James Martin/CNET

Facebook and its messaging tool WhatsApp will have to give UK police access to users' encrypted messages under an upcoming treaty with the US, says a Saturday report by Bloomberg, which cites a confidential source. The treaty, which covers other US-based social media platforms as well, would require the sharing in regard to investigations of serious crimes, such as terrorism and pedophilia, Bloomberg said.

Under the treaty, scheduled to be finalized in October, the US and UK won't investigate each other's citizens, and information obtained from British firms can't be used by the US in death penalty cases, Bloomberg reported.

For some time, law enforcement officials in both countries have argued that uncrackable encryption provides cover for criminals. Police say "back doors," or secret access portals, should be built into such systems so law officers can carry out investigations. Critics, though, worry about surveillance abuses and say such back doors would also be discovered and used by malicious hackers.

In December, Australia passed legislation that forces tech companies to help law enforcement agencies access the encrypted communications of suspected criminals, the world's first such legislation, according to the BBC.

In the US, privacy advocates are pushing the government to unseal a secret court ruling in an encryption case involving the Department of Justice and Facebook. The 2018 ruling held that the FBI couldn't force the social network to wiretap encrypted phone calls on Facebook Messenger. The advocates say the ruling has important implications for future cases on privacy and government surveillance.

In May, Apple, Google, Microsoft, WhatsApp and others pushed back against a proposal by the UK intelligence agency GCHQ that offered a way for police to access private messages without breaking encryption. GCHQ suggested an approach in which service providers would "silently add a law enforcement participant to a group chat or call," without notifying the other participants. The tech companies said this "ghost key" approach threatens cybersecurity and human rights.

The US Department of State didn't immediately respond to a request for comment on Bloomberg's story about the treaty. Facebook provided the following statement:

"We believe in the right for people to have a private conversation online," Facebook said. "End-to-end encryption helps protect that right and is fundamental to the value we provide to over a billion people every day. We oppose government attempts to build back doors because they would undermine the privacy and security of our users everywhere. We also respect the role law enforcement has in keeping people safe. Government policies like the CLOUD Act allow for companies to provide available information when we receive valid legal requests and do not require companies to build back doors."

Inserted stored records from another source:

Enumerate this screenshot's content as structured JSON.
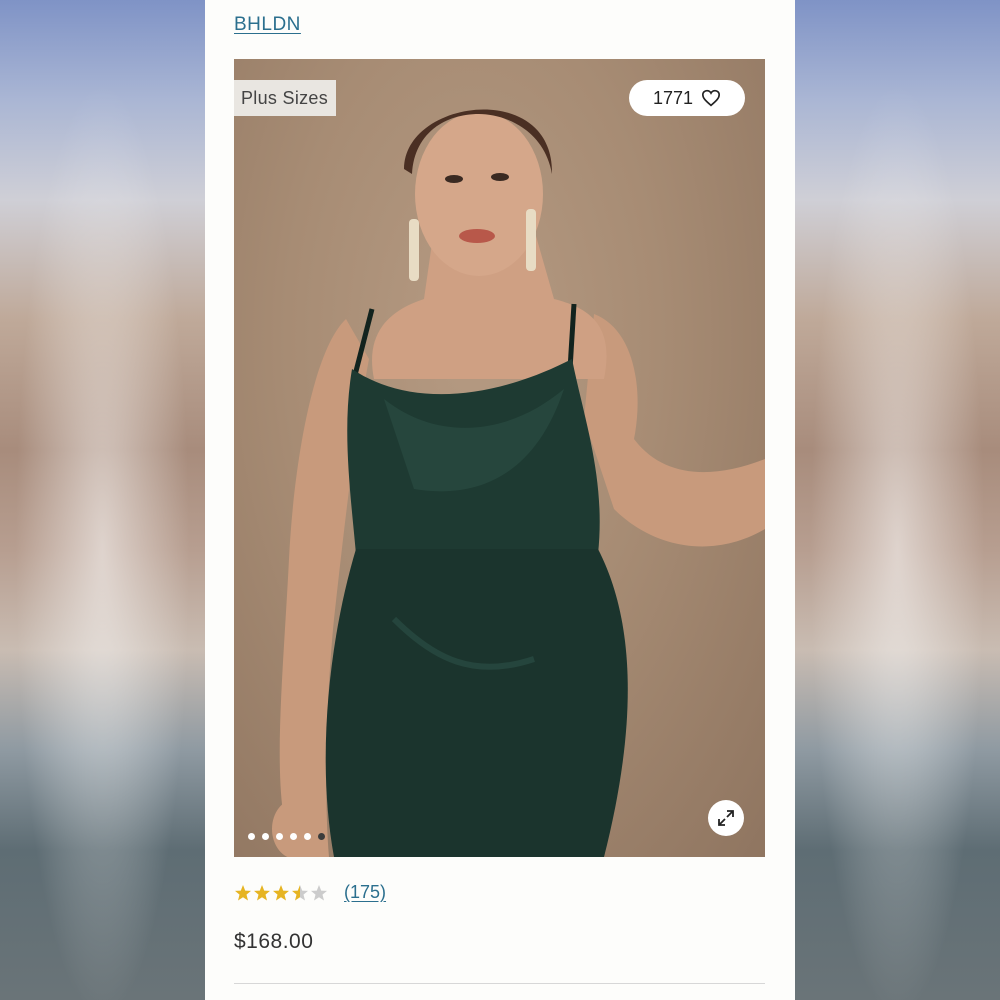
{
  "product": {
    "brand": "BHLDN",
    "badge": "Plus Sizes",
    "likes": "1771",
    "rating": 3.5,
    "review_count": "(175)",
    "price": "$168.00",
    "image_count": 6,
    "active_image": 6
  },
  "icons": {
    "like": "heart-icon",
    "expand": "expand-icon",
    "star": "star-icon"
  },
  "colors": {
    "link": "#2b6f8e",
    "star_filled": "#e6b422",
    "star_empty": "#cccccc",
    "dress": "#1e3a32"
  }
}
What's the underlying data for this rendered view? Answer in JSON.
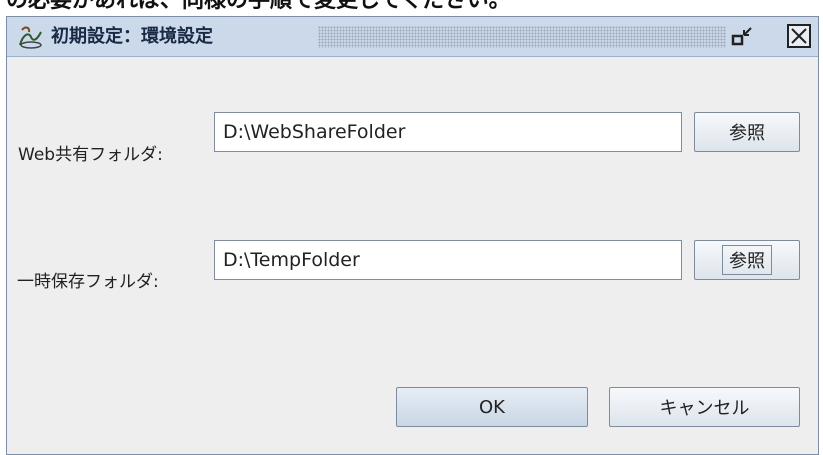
{
  "top_text": "の必要があれば、同様の手順で変更してください。",
  "window": {
    "title": "初期設定：環境設定",
    "restore_icon": "restore-icon",
    "close_icon": "close-icon"
  },
  "form": {
    "web_folder_label": "Web共有フォルダ:",
    "web_folder_value": "D:\\WebShareFolder",
    "web_browse_label": "参照",
    "temp_folder_label": "一時保存フォルダ:",
    "temp_folder_value": "D:\\TempFolder",
    "temp_browse_label": "参照"
  },
  "footer": {
    "ok_label": "OK",
    "cancel_label": "キャンセル"
  },
  "colors": {
    "titlebar": "#cbd9ea",
    "dialog_bg": "#eeeeee",
    "border": "#7c8ea6"
  }
}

Originally posted Sept. 28, 1:24 p.m. PT.
Update, 2:03 p.m.: Adds statement from Facebook.